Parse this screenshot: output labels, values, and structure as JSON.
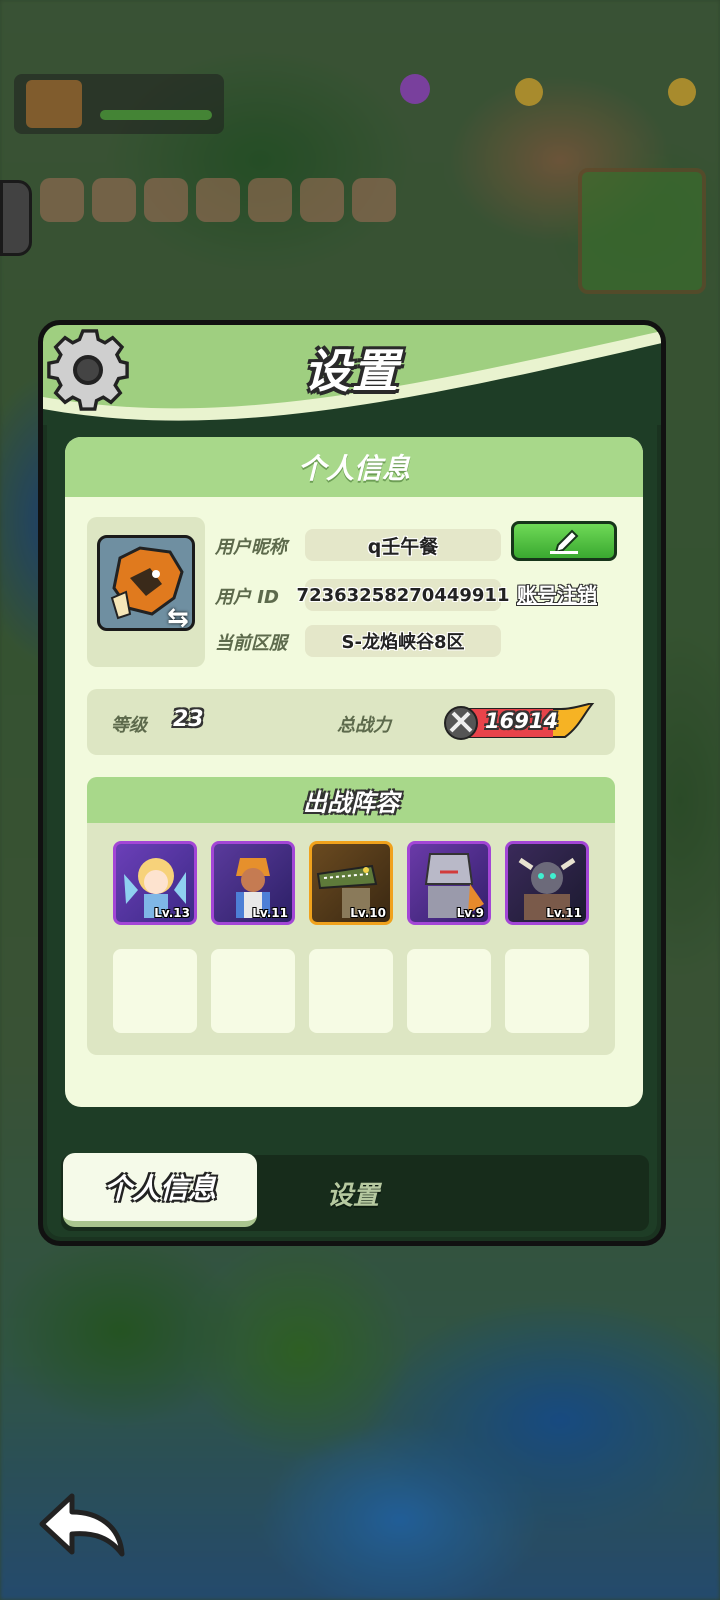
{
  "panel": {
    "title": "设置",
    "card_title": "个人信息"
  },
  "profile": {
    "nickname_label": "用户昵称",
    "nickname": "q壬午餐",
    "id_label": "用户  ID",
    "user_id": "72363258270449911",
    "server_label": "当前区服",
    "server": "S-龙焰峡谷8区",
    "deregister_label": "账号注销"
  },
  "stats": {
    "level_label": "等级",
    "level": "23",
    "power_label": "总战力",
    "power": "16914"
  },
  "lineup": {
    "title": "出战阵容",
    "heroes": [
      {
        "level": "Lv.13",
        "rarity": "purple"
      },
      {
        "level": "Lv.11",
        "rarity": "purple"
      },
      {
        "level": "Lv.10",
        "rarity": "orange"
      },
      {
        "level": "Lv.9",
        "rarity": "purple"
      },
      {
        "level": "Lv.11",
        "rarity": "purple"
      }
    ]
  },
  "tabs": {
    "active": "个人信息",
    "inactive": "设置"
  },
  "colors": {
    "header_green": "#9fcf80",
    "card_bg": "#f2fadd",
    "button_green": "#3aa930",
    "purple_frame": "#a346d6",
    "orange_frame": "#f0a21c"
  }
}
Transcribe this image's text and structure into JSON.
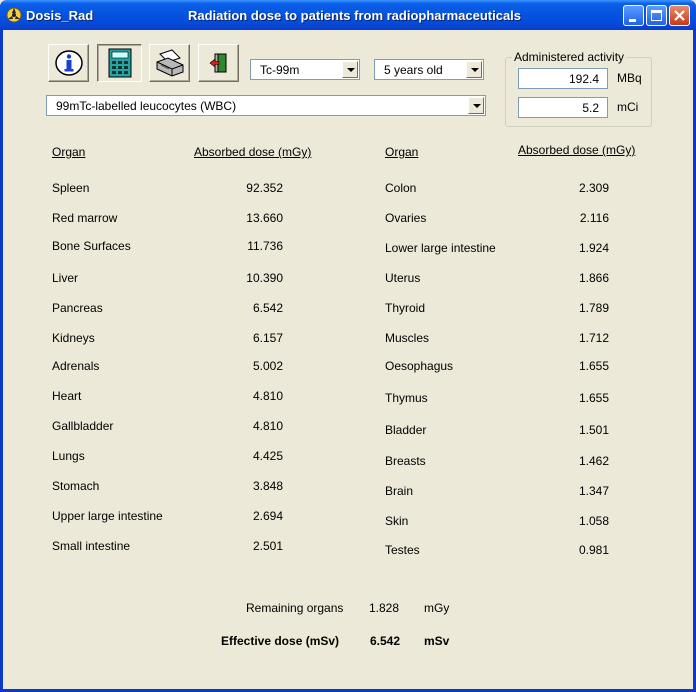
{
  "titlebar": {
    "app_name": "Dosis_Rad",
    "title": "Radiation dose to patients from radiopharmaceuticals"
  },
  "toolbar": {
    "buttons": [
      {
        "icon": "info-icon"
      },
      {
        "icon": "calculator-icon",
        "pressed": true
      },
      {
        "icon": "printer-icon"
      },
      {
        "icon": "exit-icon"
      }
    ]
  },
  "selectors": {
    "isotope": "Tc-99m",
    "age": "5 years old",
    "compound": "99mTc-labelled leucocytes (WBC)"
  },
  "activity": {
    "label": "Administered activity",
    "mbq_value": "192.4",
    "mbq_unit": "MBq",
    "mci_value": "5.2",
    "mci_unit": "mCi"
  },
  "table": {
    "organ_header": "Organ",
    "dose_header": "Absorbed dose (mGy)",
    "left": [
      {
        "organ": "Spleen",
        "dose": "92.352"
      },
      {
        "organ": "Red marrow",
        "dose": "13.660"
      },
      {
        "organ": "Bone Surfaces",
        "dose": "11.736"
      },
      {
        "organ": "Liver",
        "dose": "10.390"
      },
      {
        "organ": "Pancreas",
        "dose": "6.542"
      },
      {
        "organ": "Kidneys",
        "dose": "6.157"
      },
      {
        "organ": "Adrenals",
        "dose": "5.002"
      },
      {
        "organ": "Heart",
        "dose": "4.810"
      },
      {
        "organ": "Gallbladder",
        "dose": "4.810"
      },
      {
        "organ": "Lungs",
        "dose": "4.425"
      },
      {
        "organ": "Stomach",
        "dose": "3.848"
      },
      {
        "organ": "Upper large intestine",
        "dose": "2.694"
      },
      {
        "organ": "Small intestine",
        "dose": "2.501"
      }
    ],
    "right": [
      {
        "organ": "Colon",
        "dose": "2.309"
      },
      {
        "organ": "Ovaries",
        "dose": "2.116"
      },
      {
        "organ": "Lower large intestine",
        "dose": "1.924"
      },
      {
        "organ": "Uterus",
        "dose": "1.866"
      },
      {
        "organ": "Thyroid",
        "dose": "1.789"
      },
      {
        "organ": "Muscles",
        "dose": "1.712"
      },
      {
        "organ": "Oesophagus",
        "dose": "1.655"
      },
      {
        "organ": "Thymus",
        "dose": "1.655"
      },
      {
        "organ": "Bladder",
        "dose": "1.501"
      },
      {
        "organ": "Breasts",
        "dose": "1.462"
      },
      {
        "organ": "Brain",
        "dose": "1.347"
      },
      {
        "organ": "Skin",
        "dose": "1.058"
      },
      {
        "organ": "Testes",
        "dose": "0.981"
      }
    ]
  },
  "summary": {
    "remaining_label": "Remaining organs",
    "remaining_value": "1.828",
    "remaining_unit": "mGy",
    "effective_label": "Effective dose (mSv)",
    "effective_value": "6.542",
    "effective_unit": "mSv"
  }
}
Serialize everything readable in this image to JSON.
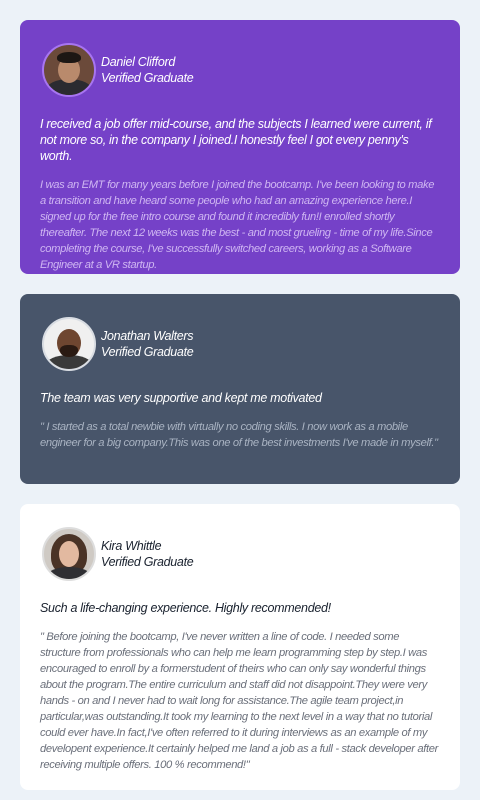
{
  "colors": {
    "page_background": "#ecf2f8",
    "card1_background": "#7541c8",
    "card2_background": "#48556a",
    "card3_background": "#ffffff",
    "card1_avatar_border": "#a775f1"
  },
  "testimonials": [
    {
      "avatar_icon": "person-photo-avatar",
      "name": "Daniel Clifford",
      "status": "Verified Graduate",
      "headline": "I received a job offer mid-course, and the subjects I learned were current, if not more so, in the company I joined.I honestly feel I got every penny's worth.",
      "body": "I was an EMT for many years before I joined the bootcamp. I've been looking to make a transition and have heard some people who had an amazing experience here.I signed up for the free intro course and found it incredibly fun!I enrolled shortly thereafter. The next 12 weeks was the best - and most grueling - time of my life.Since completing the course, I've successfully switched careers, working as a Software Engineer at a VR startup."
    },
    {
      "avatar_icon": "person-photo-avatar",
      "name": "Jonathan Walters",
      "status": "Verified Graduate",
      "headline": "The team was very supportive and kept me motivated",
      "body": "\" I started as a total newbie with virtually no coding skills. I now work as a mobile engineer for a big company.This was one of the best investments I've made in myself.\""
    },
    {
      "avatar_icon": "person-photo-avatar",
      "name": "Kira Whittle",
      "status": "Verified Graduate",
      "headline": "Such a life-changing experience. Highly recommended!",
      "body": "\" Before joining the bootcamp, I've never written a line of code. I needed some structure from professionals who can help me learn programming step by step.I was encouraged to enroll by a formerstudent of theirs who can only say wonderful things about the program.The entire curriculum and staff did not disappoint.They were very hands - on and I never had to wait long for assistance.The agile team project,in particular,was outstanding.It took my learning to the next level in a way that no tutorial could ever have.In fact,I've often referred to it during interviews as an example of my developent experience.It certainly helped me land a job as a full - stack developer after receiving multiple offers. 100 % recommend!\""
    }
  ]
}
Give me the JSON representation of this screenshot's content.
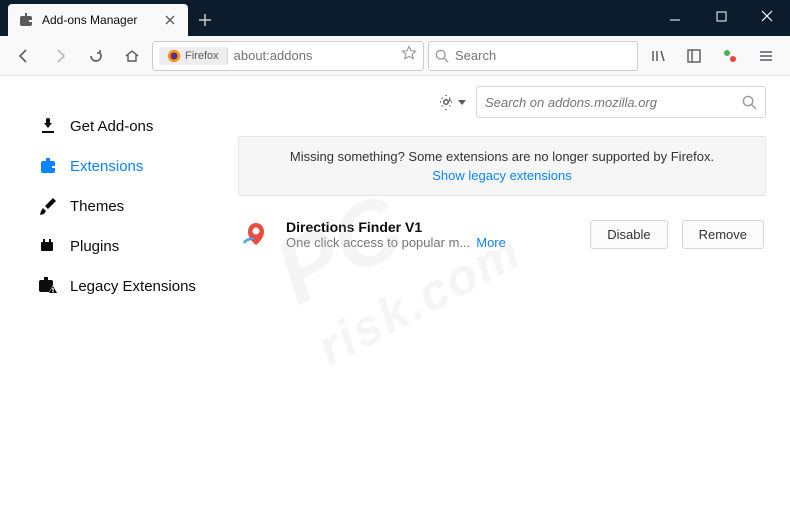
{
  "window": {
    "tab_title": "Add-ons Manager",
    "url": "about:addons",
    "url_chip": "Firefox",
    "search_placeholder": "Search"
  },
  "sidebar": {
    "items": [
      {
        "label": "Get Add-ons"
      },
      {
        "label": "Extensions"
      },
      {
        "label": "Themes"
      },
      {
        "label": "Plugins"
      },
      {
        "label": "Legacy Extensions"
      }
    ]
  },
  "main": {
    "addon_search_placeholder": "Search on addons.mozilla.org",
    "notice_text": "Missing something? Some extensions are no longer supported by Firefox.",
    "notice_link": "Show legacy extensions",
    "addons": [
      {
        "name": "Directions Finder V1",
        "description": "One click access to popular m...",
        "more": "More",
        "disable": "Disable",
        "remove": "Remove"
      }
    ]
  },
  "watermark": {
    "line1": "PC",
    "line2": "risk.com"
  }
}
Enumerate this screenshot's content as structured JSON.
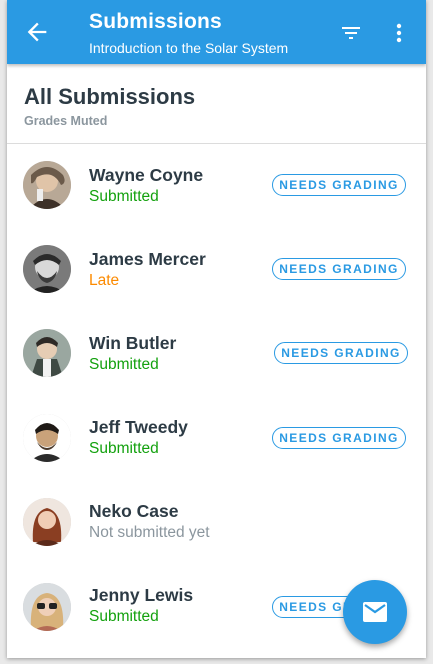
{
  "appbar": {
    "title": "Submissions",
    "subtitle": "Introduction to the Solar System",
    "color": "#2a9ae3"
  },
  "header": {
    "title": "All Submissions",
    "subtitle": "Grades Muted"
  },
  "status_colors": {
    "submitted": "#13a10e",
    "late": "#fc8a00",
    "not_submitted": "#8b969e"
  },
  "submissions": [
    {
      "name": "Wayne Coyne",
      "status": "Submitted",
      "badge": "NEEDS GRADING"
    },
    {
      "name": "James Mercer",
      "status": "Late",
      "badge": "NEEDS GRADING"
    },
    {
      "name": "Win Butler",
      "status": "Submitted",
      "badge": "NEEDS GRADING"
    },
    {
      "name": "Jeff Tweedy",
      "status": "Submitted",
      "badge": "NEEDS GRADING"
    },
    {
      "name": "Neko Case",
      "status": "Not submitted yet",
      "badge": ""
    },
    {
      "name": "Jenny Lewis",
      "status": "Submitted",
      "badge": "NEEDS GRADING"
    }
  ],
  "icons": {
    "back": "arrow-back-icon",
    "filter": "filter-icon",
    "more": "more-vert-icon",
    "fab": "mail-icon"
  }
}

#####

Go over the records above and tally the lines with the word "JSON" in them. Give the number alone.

5